To him, in that moment, the “fake” was more intriguing and compelling than the “real.”

I’m thinking about this today, if I’m being honest, having just put down “Buried Cars: Excavations from Stonehenge to the Grand Canyon,” by Patrick Nagatani. (Published by the Museum of New Mexico Press.)

I reviewed one of Patrick’s books last year, as he was my professor at UNM many years ago, and he passed away in the autumn of 2017 after a long bout with cancer.

He probably didn’t need to see 2018, though, as he had a pretty good handle on “truthiness” back when I studied with him in the late 90’s.

This book represents one of his stranger projects, and I recall him describing it to me before I’d read any of the French canon. (I was confused, but excited.)

The book presents this story as straight, all the way until the end, when they release the “truth.”

According to “Buried Cars,” Patrick collaborated with a mysterious Japanese archaeologist named Ryoichi, who had discovered some scientific evidence that would turn world history on its head.

Apparently, a series of sacred sites around the world included contemporary luxury cars that had been buried in previous centuries. The book features diary entries, and carbon dating information that proves that the cars, (like a Ferrari Testarossa,) were embedded in the Earth hundreds of years before they were actually built.

It is suggested that alien beings might have played a role in the car-burials, but whether they did or didn’t, worm holes were definitely to blame.

Wormholes that connected parallel universes in the multi-verse.

Now, if you’ve been reading for the last 7 years, you know I’m a sucker for parallel universe stories. (Though watching “The Flash” with my kids may have cured me of the predilection. Multi-verse stories get confusing VERY quickly.)

Patrick Nagatani conceived and created this project in the late 90’s, but had gone to graduate school at UCLA in late 70’s. These Po-Mo ideas would have been as familiar to him as his favorite dish at the Fronteir Restaurant across the street from the UNM campus.

When I first heard about this, like I said, I had a lot of questions.

What do you mean you have a fake-alter-ego?
What do you mean you made up a bunch of scientific data?
What do you mean you built models and pretended they were real?

You can just…do that?

These days, it seems quaint to think that photography tells the “truth” or provides “evidence.”

But in 1998, in just my second year as an art student, it was revolutionary.

Art is what you want it to be.

If you call it art, it’s art.

It’s not hard to see how that line of thinking connects directly to the underpinnings of contemporary, digitally-enhanced Global society.

Jamal Khashoggi left the Saudi embassy of his own recognizance. The water in Flint is safe to drink. The Arctic icecaps are not melting.

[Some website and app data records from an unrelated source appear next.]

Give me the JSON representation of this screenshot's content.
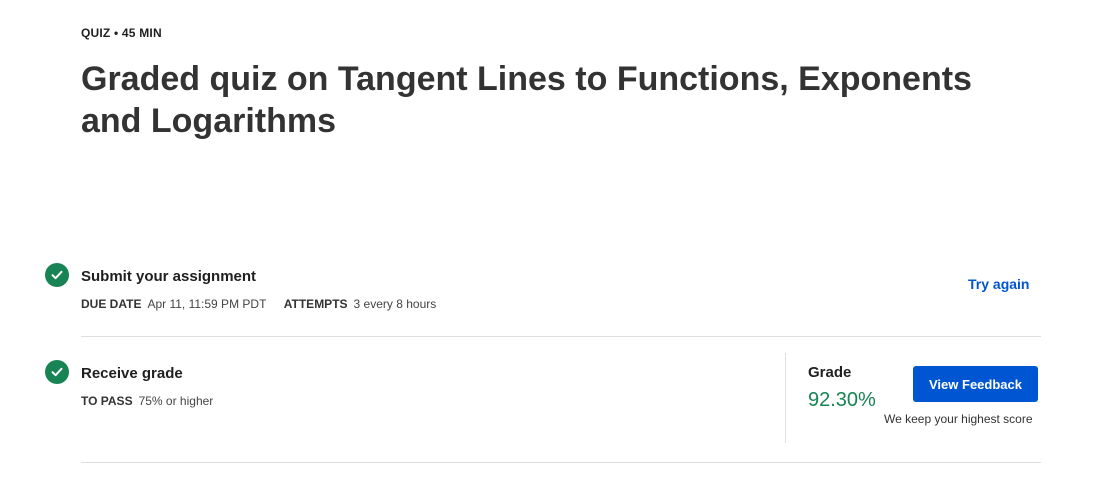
{
  "header": {
    "eyebrow": "QUIZ • 45 MIN",
    "title": "Graded quiz on Tangent Lines to Functions, Exponents and Logarithms"
  },
  "submit_step": {
    "title": "Submit your assignment",
    "due_date_label": "DUE DATE",
    "due_date_value": "Apr 11, 11:59 PM PDT",
    "attempts_label": "ATTEMPTS",
    "attempts_value": "3 every 8 hours",
    "try_again_label": "Try again"
  },
  "grade_step": {
    "title": "Receive grade",
    "to_pass_label": "TO PASS",
    "to_pass_value": "75% or higher",
    "grade_label": "Grade",
    "grade_value": "92.30%",
    "view_feedback_label": "View Feedback",
    "note": "We keep your highest score"
  },
  "colors": {
    "accent": "#0056d2",
    "success": "#188353"
  },
  "icons": {
    "step_complete": "check-circle-icon"
  }
}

(You get the point.)

That this is a photo book, and one that was tied to a major exhibition at the Albuquerque Museum, seems almost secondary. The pictures of models painstakingly created are cool for sure, but they don’t have the same power they likely had when they were made. (Like Jerry Uelsmann’s stuff.)

Digital fakery is so easy these days that the “fools-the-eye” analog photography here doesn’t seem “real.” It’s more “cute,” and one can see how such work might have inspired contemporary model-makers like Lori Nix.

The “truth” is, I always found this work a tad kitschy, and much preferred “Nuclear Enchantment,” which I reviewed here glowingly last year. (I also preferred his meditative, contemplative, slightly-batshit, masking-tape-Buddhas.)

But I’m very glad this book was released this year, and the project lauded on the walls of New Mexico museums, because it could not be more timely.

As artists, we hope to make sense of the time and culture in which we live. We process those ideas into art for our own reasons, (often because of our need to make things,) but “Buried Cars” is proof that those musings might just be used by future humans to figure out what the fuck happened back then.

(Meaning now.)

Bottom Line: Trippy, intricate, false narrative about the multi-verse

To Purchase “Buried Cars” click here

If you’d like to submit a book for potential review, please email me at jonathanblaustein@gmail.com. We currently have a several month backlog, and are particularly interested in submissions from female photographers so we may maintain a balanced program.